- The reliefs already offered by CASCs include corporation tax exemptions to non members of £30,000 for trading and £20,000 for rental income. They can also claim gift aid on individual donations, and are exempt from 80% of business rates. These changes will mean that over 40,000 more clubs have the potential to benefit from these new rules, and this will provide greater opportunity for more people to participate in their local sports team.
Economic Secretary to the Treasury, Nicky Morgan said:
Many of the stars of Team GB started their careers in local sports clubs and I’ve no doubt they’ll be the breeding ground for tomorrow’s British Olympic legends too. But the wonderful thing about local clubs is that they are open to anyone who wants to get involved; whether as a way of getting fit, or simply of meeting new people and making friends.
These new rules will help community amateur sports clubs continue to offer a local, affordable place to take part and I hope that even more people are encouraged to become involved in sport locally.
General Secretary of The FA, Alex Horne, said:
The Community Amateur Sports Club scheme provides a huge boost for our grassroots clubs. It’s great to see the scheme reinvigorated in a way that provides more flexibility for amateur clubs and will allow more clubs to register to become a CASC.
Football has over 29,000 grassroots clubs across England and we are looking forward to seeing more of them benefitting from the scheme. The rate relief, tax benefits and fundraising opportunities that being a CASC offers means clubs can invest more in creating a great grassroots offering for the millions of boys and girls, men and women who play football up and down the country.
Steve Grainger, RFU Development Director, said:
The RFU strives to grow rugby across England and strengthen our 2000 member clubs.
This scheme is vital to help those clubs invest in their facilities and people, whilst keeping memberships affordable, so that rugby can truly be a game for all. We welcome the changes proposed, and look forward to working on the detail to ensure the best possible outcome for clubs at this exciting time as we get closer to the 2015 Rugby World Cup.
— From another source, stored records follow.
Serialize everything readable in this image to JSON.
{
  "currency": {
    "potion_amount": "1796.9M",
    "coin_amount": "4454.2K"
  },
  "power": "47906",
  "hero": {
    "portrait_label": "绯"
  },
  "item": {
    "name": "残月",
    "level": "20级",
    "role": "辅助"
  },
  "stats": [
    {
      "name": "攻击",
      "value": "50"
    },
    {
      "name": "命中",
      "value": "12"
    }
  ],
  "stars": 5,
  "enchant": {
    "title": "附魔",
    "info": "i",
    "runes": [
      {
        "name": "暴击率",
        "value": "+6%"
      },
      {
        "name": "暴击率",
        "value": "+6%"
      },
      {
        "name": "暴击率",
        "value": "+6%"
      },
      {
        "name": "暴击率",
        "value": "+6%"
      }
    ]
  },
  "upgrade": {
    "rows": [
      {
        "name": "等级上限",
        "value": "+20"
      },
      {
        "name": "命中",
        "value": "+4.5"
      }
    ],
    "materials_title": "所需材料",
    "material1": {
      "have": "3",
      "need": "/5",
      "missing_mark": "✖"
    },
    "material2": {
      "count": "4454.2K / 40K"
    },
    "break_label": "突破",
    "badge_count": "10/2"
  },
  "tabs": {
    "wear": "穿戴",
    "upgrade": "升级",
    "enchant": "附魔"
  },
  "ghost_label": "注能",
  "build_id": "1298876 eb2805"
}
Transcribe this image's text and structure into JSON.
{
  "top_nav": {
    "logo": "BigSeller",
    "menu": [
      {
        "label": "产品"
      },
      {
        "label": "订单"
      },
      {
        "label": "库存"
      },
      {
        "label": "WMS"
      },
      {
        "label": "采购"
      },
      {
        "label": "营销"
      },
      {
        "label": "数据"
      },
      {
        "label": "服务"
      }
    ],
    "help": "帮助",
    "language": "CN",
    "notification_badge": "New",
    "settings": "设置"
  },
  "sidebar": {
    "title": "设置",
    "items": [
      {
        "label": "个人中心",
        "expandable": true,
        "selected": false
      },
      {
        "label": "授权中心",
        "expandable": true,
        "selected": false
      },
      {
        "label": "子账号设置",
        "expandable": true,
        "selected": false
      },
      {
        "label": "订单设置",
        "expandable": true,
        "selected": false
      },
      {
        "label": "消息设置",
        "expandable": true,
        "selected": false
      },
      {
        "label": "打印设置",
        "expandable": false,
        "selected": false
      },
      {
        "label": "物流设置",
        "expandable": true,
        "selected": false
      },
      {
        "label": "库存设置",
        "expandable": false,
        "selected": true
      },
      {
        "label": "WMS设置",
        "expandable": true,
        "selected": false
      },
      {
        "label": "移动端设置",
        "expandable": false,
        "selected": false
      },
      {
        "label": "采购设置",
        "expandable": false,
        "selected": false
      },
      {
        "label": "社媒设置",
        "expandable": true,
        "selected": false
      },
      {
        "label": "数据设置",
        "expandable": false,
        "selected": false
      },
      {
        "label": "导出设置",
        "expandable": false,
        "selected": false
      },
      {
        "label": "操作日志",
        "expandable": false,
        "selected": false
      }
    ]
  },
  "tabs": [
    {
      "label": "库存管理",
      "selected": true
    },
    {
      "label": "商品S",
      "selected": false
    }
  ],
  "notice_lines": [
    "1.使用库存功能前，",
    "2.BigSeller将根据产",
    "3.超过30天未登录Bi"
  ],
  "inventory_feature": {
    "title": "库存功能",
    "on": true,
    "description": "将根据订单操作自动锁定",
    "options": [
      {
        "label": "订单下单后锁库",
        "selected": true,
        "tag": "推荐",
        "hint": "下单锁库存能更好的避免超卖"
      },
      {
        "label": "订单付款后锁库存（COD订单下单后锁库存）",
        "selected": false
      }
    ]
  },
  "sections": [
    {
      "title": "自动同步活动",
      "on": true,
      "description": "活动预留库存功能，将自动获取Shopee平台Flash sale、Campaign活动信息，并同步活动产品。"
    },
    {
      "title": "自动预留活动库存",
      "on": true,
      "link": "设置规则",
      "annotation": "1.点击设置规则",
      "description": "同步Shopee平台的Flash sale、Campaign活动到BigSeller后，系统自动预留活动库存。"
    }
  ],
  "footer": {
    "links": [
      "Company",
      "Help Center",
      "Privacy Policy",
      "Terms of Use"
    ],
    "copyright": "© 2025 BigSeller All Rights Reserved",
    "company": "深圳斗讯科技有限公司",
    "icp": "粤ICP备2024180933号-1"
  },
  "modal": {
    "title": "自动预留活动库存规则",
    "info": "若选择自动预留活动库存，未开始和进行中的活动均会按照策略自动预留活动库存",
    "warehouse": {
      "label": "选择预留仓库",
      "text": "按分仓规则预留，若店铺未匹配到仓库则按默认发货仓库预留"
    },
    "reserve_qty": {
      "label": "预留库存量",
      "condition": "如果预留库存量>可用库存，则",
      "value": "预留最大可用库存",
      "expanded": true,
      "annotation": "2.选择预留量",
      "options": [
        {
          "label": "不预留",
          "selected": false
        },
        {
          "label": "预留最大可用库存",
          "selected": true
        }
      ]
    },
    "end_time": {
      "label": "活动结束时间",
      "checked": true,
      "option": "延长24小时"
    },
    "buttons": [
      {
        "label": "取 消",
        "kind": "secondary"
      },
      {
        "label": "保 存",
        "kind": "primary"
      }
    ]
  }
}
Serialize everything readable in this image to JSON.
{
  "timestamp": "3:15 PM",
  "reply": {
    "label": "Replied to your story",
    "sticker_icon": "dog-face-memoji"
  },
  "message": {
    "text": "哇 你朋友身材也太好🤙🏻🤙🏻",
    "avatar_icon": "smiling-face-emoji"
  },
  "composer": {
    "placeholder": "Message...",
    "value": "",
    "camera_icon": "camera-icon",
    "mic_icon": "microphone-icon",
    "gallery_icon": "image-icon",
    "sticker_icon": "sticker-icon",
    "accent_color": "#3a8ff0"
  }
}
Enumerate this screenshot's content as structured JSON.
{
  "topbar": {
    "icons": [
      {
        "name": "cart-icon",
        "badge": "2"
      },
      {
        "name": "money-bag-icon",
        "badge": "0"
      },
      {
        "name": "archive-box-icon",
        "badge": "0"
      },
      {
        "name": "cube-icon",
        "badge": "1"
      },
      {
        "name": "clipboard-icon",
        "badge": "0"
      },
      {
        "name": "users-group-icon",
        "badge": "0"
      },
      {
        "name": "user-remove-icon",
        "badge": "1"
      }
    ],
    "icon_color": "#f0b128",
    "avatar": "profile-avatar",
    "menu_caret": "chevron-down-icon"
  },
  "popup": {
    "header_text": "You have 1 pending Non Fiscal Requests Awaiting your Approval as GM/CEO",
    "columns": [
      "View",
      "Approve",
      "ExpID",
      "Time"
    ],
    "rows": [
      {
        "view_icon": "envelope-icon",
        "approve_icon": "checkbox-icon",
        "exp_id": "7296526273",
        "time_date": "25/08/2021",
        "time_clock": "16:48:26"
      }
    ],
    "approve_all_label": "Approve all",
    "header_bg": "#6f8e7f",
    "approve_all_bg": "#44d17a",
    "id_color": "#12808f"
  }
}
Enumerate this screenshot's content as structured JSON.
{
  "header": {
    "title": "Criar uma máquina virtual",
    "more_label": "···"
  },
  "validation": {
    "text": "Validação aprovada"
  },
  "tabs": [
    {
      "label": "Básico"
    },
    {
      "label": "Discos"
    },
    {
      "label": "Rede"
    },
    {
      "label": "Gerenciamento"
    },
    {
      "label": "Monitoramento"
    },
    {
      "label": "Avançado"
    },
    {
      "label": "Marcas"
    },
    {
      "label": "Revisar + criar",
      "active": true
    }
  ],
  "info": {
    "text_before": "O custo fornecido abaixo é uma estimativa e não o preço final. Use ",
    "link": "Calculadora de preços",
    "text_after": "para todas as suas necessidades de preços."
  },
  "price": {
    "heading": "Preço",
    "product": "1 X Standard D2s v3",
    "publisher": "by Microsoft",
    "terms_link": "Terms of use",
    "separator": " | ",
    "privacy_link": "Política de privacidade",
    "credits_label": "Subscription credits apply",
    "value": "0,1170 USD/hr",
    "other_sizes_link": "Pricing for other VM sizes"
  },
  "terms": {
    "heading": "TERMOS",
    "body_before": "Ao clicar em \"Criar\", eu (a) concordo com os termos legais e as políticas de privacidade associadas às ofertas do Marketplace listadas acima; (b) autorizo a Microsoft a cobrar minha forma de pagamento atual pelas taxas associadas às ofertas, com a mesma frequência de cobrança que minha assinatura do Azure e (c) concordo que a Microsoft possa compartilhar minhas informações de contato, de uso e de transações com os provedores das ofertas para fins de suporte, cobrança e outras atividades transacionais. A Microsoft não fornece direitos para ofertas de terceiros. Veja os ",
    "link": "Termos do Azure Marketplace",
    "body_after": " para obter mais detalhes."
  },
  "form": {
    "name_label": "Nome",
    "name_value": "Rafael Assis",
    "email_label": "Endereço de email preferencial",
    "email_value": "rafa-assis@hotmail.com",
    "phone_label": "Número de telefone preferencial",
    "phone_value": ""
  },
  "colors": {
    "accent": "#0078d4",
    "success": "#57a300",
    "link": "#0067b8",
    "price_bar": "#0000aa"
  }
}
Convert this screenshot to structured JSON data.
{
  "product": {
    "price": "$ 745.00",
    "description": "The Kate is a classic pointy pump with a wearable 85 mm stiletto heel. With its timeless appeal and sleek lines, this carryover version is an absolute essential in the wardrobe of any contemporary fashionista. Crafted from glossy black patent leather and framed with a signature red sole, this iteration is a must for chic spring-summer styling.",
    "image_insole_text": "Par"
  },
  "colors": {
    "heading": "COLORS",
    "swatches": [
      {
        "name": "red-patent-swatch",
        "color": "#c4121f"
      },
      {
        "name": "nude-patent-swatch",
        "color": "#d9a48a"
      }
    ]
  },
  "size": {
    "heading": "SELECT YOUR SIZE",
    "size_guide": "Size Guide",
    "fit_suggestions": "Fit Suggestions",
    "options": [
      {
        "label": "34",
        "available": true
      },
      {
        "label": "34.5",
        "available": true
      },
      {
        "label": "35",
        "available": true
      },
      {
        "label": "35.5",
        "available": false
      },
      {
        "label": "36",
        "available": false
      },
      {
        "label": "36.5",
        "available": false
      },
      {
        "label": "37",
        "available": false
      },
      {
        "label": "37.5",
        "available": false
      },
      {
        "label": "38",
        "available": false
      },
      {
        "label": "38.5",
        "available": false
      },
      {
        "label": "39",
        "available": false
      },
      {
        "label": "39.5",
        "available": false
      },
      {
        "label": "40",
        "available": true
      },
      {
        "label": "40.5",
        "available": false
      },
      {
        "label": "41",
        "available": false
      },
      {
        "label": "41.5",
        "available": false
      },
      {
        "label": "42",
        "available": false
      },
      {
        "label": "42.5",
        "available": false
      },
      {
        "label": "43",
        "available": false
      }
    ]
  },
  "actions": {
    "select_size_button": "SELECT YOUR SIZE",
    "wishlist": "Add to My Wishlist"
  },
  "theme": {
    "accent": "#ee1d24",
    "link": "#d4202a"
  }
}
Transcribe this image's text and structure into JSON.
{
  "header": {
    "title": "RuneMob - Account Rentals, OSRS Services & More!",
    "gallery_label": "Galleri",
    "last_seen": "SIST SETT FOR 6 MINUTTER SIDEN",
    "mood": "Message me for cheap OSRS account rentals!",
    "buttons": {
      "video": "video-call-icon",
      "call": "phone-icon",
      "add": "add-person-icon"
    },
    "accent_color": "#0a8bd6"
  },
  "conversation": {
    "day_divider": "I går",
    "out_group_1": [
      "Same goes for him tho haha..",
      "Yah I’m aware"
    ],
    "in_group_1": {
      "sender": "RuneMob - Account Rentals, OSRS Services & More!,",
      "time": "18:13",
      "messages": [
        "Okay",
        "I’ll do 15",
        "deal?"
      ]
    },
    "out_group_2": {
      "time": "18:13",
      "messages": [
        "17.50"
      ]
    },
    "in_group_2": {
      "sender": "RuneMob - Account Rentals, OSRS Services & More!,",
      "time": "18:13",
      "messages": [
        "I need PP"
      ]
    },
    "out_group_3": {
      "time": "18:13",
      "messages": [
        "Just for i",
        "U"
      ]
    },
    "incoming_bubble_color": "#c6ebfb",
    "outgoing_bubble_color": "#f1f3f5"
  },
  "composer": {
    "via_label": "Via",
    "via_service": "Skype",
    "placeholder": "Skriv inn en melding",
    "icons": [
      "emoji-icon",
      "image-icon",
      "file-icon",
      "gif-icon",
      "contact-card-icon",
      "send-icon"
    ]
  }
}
Currently, 6,000 clubs have benefited from the CASC scheme, saving over £100 million in business rates relief alone, and over £12 million from Gift Aid.
Photo by beefy_n1 on Flickr. Used under creative commons.